Sensational images of poverty are often used to frame issues of humanitarian aid to advocate for a cause, design programs, or raise funds. This practice, often called “poverty porn,” represents people living in poverty as victims rather than as people capable and determined to define their own future.
From multiple photos of rape victims in the Congo used to raise funding in annual reports, to repeated images of squatting South Asian women looking up at Western aid workers, to pictures of naked and emaciated children lying in the rubble after Haiti’s earthquake, to initiatives that seek donations of used underwear to send to Africa, a group of us saw that questionable instances of framing and narrative were rampant. 
We decided we needed to create more dialogue and debate around this topic. So over the past few years, we have been working on building a platform that actively aims to foster discussion on the way communities are portrayed and media is produced, and how communities can be brought into the conversation about how they are represented.
Today we launch Regarding Humanity.
The project’s creators are a group of practitioners whose experience spans humanitarian aid, transmedia storytelling, process and service design, ethnography, visual thinking, social innovation, and technology. We came together because each of us has faced the challenge of representing communities in our work. And we had individually seen numerous examples of “poverty porn.” We recognized that the questions are many and complex, and that there is a need for a larger public discussion about ethical representation to shift the focus from aid to agency.
The project is a multimedia platform that explores the way we see, listen and frame stories of “the poor” — and how respectful and relevant storytelling can create more context and nuance, and depict more complex realities.

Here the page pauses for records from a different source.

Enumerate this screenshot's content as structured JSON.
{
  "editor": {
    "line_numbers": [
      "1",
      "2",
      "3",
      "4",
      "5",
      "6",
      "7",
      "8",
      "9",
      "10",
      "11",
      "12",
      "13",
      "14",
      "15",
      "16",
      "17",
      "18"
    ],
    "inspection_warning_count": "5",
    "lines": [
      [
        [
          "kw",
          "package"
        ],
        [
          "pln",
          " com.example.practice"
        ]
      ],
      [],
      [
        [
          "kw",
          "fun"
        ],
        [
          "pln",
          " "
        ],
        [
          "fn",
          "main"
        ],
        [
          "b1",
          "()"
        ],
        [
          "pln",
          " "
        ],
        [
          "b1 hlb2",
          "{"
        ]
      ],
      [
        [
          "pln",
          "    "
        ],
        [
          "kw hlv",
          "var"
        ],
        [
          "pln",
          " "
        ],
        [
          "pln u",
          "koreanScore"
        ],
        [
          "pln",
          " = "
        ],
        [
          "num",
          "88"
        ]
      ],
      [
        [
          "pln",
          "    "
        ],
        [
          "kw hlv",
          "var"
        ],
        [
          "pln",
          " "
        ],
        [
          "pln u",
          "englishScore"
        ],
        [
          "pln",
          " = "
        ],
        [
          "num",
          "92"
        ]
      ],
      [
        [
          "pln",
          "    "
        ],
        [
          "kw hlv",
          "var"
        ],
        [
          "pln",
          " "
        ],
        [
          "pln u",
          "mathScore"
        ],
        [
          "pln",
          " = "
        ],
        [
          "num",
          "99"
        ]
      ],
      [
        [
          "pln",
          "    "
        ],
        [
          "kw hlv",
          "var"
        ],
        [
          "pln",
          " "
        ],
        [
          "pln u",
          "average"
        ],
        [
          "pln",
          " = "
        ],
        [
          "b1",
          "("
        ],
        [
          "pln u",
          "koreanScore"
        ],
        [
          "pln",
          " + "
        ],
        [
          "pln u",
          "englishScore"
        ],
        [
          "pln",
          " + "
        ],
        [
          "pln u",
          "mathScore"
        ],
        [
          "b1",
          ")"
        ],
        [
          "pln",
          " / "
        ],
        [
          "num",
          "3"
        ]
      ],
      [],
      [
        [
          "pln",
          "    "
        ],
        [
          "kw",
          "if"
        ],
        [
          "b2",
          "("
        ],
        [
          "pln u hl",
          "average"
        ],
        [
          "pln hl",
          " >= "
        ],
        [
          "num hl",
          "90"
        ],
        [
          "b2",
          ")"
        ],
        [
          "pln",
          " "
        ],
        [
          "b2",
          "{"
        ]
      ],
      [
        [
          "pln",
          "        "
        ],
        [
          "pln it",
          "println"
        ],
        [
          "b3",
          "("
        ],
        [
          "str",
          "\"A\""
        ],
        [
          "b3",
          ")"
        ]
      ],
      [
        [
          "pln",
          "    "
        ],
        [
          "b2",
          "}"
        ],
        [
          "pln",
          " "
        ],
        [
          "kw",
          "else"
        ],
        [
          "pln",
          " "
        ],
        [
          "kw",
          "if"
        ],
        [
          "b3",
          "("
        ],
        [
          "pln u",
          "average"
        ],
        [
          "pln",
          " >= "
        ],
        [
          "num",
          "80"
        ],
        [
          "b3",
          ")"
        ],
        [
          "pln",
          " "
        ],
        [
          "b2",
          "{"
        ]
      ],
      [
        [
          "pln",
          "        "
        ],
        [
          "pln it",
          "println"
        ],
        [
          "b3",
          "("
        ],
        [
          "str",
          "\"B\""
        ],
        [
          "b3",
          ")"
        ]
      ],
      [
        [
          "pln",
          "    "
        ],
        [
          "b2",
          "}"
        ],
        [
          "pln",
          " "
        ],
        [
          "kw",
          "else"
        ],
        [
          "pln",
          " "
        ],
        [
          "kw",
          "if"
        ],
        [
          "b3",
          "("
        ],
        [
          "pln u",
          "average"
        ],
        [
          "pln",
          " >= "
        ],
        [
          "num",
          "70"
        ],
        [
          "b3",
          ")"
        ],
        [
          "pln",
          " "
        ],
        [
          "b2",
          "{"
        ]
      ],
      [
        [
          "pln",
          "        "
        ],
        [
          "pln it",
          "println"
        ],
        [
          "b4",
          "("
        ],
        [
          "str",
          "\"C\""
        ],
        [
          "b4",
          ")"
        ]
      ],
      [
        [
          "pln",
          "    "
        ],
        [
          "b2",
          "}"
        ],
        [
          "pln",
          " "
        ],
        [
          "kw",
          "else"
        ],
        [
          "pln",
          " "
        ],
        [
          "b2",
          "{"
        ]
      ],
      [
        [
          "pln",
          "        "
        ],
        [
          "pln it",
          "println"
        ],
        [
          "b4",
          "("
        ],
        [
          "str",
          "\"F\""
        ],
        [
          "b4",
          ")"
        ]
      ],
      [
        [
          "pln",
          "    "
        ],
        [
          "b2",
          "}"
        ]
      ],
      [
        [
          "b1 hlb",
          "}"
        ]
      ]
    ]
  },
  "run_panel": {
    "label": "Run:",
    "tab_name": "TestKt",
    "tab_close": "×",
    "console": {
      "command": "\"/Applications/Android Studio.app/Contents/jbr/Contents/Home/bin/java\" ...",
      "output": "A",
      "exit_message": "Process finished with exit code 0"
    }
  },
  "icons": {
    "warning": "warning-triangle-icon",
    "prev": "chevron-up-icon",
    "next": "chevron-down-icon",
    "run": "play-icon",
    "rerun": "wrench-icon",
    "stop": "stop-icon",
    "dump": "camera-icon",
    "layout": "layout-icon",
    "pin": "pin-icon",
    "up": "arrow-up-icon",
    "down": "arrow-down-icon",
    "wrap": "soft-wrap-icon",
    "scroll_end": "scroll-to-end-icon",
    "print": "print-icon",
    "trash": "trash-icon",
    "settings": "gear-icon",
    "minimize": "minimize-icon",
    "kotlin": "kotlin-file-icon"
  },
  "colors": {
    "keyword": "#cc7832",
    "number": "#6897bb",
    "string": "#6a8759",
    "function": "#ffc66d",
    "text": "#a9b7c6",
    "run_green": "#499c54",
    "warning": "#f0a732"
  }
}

We aim to engage practitioners, educators, journalists, and students in the question: How do we as a community dedicated to social impact maintain local agency, partnership, andrelevant, respectful narrative as core values of our work?
The website and blog will source content from a diverse global set of authors and will serve as an educational resource and discussion forum around visual literacy, ethnography, and narrative integrity.
We will be expanding over time to develop a discussion and salon series, research, commissioned and submitted commentary, and an educational curriculum.
We invite you to explore the site. Let us know your thoughts on how to generate constructive conversation and learning on eradicating poverty porn and creating meaningful, effective content for social impact.


“Does Social Media Exacerbate Poverty Porn?”

It’s my pleasure to be participating in Technology Salon New York City’s event on May 14, 2013, discussing social media and poverty porn, alongside Linda Raftree, TMS Ruge, and Tom Murphy.

The event will not be streamed or recorded, but follow along on Twitter with the hashtag #tsnyc, and look for our write-ups after the event.